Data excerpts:
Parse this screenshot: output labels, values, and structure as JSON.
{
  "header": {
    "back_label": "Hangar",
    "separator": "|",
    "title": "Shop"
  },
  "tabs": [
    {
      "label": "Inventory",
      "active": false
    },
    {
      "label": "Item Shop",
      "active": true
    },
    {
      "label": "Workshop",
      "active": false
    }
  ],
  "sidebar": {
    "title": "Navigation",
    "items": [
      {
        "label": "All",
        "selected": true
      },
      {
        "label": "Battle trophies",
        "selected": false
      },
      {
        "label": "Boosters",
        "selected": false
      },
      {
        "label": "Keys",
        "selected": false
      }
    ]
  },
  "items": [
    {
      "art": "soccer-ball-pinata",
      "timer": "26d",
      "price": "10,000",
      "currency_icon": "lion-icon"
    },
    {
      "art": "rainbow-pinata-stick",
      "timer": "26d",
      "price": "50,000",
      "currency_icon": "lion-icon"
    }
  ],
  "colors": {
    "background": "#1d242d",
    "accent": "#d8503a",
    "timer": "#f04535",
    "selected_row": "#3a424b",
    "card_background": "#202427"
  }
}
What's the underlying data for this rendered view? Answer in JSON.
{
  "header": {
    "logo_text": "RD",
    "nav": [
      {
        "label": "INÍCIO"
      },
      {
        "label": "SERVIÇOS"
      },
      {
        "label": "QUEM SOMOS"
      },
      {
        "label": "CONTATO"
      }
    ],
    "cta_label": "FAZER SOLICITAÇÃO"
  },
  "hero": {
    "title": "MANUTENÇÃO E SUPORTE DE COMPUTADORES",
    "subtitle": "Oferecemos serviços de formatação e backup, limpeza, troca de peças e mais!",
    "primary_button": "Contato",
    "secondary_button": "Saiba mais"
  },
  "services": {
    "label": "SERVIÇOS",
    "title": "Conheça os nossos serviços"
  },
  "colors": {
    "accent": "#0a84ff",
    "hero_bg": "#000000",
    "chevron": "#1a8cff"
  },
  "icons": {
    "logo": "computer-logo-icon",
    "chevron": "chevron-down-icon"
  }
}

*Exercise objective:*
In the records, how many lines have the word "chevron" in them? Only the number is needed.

*Response to the task:*
2